→ **TASK ITEM**:
Among the entries, find the lines with the string "content" and copy them.

→ **DATA SHOWN**:
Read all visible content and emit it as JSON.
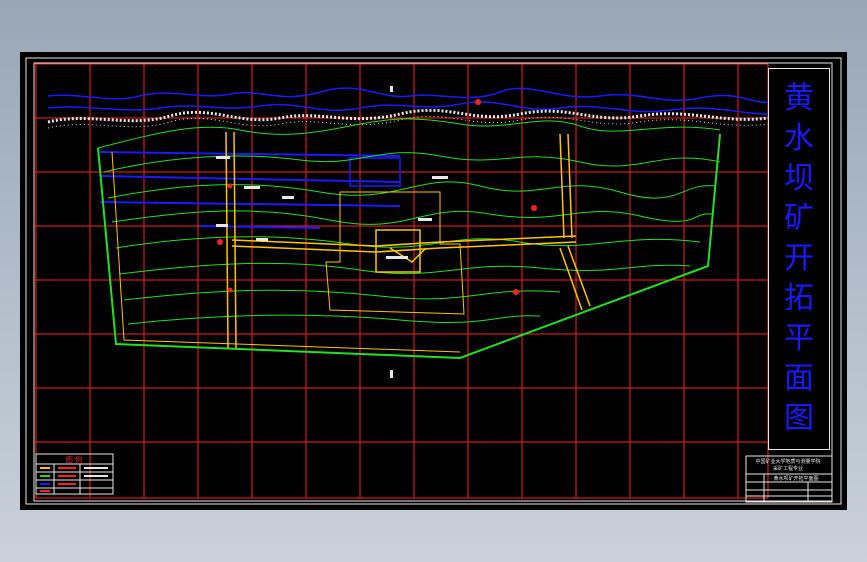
{
  "drawing": {
    "title_chars": [
      "黄",
      "水",
      "坝",
      "矿",
      "开",
      "拓",
      "平",
      "面",
      "图"
    ],
    "legend_title": "图 例",
    "info_line_1": "中国矿业大学地质与测量学院",
    "info_line_2": "采矿工程专业",
    "info_line_3": "黄水坝矿开拓平面图",
    "colors": {
      "background": "#000000",
      "grid": "#ff2020",
      "contour": "#22e022",
      "roadway": "#ffc400",
      "water": "#1a1aff",
      "border": "#e8e8e8",
      "title": "#1a1aff"
    }
  }
}
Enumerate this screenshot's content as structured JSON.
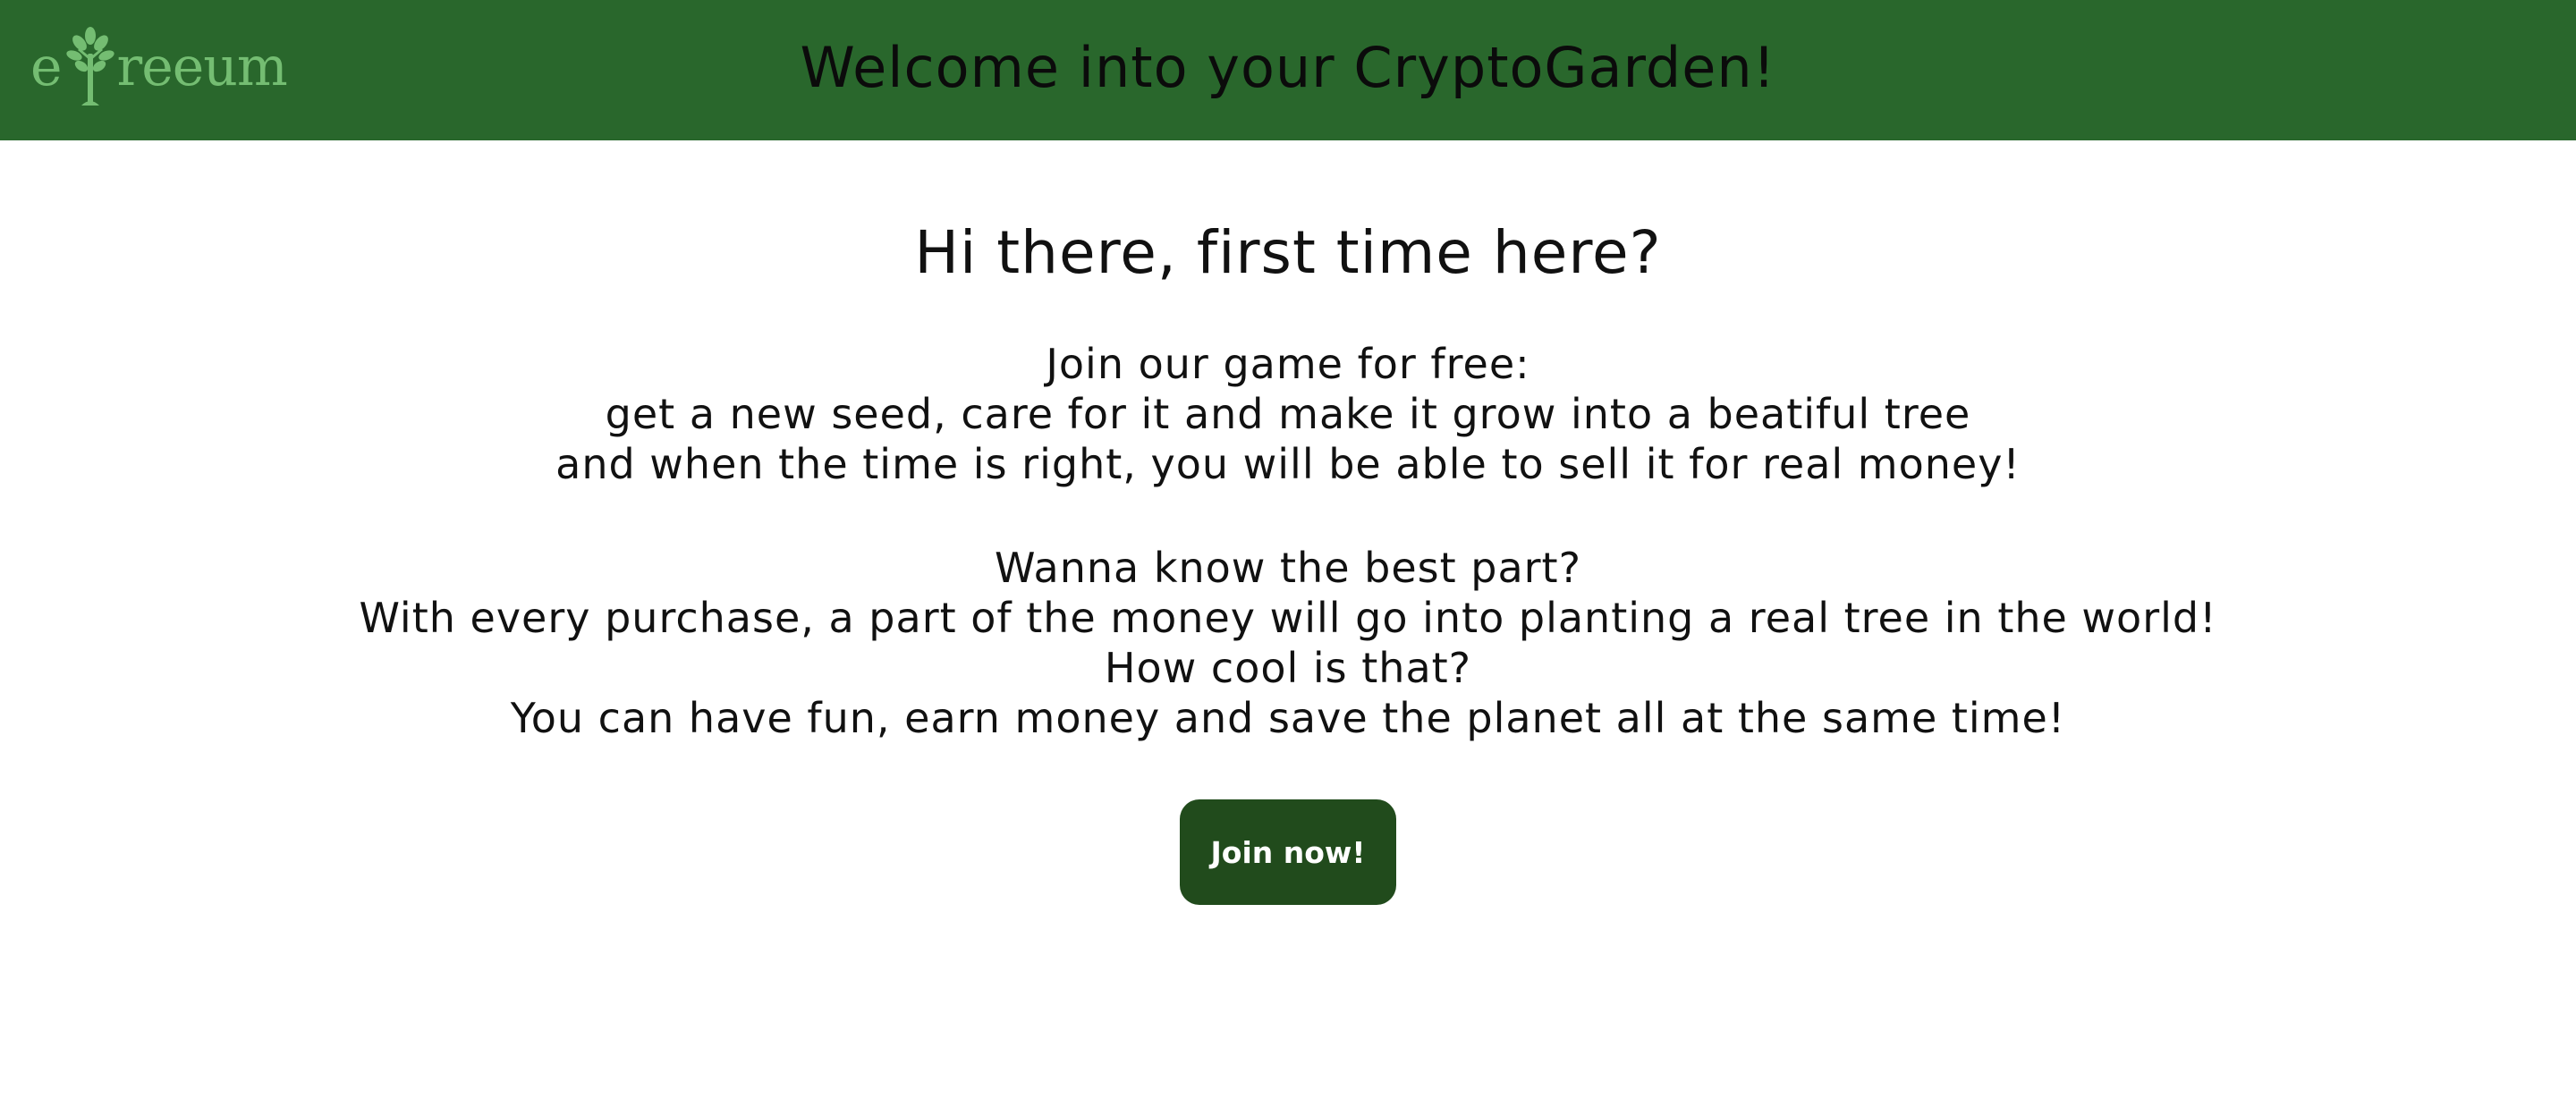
{
  "header": {
    "logo": {
      "prefix": "e",
      "suffix": "reeum",
      "icon": "tree-icon",
      "color": "#74bd72"
    },
    "title": "Welcome into your CryptoGarden!",
    "background": "#29672c"
  },
  "main": {
    "heading": "Hi there, first time here?",
    "intro_lines": [
      "Join our game for free:",
      "get a new seed, care for it and make it grow into a beatiful tree",
      "and when the time is right, you will be able to sell it for real money!"
    ],
    "pitch_lines": [
      "Wanna know the best part?",
      "With every purchase, a part of the money will go into planting a real tree in the world!",
      "How cool is that?",
      "You can have fun, earn money and save the planet all at the same time!"
    ],
    "join_button": {
      "label": "Join now!",
      "color": "#214b1c"
    }
  }
}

→ **RESULT OF THIS EXERCISE**:
Read all visible content and emit it as JSON.
Enumerate this screenshot's content as structured JSON.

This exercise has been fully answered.